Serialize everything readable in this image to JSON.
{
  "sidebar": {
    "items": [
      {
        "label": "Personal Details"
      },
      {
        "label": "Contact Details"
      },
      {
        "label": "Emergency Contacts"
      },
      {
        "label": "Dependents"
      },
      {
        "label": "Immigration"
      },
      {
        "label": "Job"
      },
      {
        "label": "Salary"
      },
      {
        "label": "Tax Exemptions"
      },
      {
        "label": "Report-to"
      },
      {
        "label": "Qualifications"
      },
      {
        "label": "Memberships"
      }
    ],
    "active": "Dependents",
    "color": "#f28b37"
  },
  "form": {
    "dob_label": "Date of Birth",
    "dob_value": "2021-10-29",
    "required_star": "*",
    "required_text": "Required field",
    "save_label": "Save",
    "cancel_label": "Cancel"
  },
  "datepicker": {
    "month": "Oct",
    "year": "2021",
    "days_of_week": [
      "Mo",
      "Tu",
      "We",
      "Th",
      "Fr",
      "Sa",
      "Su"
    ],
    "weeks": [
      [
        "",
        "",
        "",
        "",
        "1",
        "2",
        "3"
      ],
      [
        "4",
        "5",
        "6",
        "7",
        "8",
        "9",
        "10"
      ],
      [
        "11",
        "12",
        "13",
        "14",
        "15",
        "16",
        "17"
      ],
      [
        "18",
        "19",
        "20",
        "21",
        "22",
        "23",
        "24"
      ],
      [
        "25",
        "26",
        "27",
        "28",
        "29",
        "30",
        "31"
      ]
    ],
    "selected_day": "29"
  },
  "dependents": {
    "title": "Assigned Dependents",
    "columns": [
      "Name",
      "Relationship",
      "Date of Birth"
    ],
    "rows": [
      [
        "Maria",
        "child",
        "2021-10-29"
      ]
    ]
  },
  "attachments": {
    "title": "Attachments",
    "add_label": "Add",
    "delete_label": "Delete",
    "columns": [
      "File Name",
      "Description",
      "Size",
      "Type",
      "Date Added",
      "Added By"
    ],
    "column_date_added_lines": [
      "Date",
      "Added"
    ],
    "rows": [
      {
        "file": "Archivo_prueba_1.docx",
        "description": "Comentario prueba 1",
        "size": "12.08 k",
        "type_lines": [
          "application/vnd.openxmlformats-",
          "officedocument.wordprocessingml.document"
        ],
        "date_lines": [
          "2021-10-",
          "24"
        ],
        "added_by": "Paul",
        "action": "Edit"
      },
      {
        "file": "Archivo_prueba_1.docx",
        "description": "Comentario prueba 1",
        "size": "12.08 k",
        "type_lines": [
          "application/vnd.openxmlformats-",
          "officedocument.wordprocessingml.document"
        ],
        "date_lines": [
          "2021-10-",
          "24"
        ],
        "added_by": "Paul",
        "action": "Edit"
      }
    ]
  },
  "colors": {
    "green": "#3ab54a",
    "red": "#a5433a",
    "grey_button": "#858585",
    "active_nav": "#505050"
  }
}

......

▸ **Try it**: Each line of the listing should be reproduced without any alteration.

▸ **Answer space**:
Serialize everything readable in this image to JSON.
{
  "sidebar": {
    "items": [
      {
        "label": "Personal Details"
      },
      {
        "label": "Contact Details"
      },
      {
        "label": "Emergency Contacts"
      },
      {
        "label": "Dependents"
      },
      {
        "label": "Immigration"
      },
      {
        "label": "Job"
      },
      {
        "label": "Salary"
      },
      {
        "label": "Tax Exemptions"
      },
      {
        "label": "Report-to"
      },
      {
        "label": "Qualifications"
      },
      {
        "label": "Memberships"
      }
    ],
    "active": "Dependents",
    "color": "#f28b37"
  },
  "form": {
    "dob_label": "Date of Birth",
    "dob_value": "2021-10-29",
    "required_star": "*",
    "required_text": "Required field",
    "save_label": "Save",
    "cancel_label": "Cancel"
  },
  "datepicker": {
    "month": "Oct",
    "year": "2021",
    "days_of_week": [
      "Mo",
      "Tu",
      "We",
      "Th",
      "Fr",
      "Sa",
      "Su"
    ],
    "weeks": [
      [
        "",
        "",
        "",
        "",
        "1",
        "2",
        "3"
      ],
      [
        "4",
        "5",
        "6",
        "7",
        "8",
        "9",
        "10"
      ],
      [
        "11",
        "12",
        "13",
        "14",
        "15",
        "16",
        "17"
      ],
      [
        "18",
        "19",
        "20",
        "21",
        "22",
        "23",
        "24"
      ],
      [
        "25",
        "26",
        "27",
        "28",
        "29",
        "30",
        "31"
      ]
    ],
    "selected_day": "29"
  },
  "dependents": {
    "title": "Assigned Dependents",
    "columns": [
      "Name",
      "Relationship",
      "Date of Birth"
    ],
    "rows": [
      [
        "Maria",
        "child",
        "2021-10-29"
      ]
    ]
  },
  "attachments": {
    "title": "Attachments",
    "add_label": "Add",
    "delete_label": "Delete",
    "columns": [
      "File Name",
      "Description",
      "Size",
      "Type",
      "Date Added",
      "Added By"
    ],
    "column_date_added_lines": [
      "Date",
      "Added"
    ],
    "rows": [
      {
        "file": "Archivo_prueba_1.docx",
        "description": "Comentario prueba 1",
        "size": "12.08 k",
        "type_lines": [
          "application/vnd.openxmlformats-",
          "officedocument.wordprocessingml.document"
        ],
        "date_lines": [
          "2021-10-",
          "24"
        ],
        "added_by": "Paul",
        "action": "Edit"
      },
      {
        "file": "Archivo_prueba_1.docx",
        "description": "Comentario prueba 1",
        "size": "12.08 k",
        "type_lines": [
          "application/vnd.openxmlformats-",
          "officedocument.wordprocessingml.document"
        ],
        "date_lines": [
          "2021-10-",
          "24"
        ],
        "added_by": "Paul",
        "action": "Edit"
      }
    ]
  },
  "colors": {
    "green": "#3ab54a",
    "red": "#a5433a",
    "grey_button": "#858585",
    "active_nav": "#505050"
  }
}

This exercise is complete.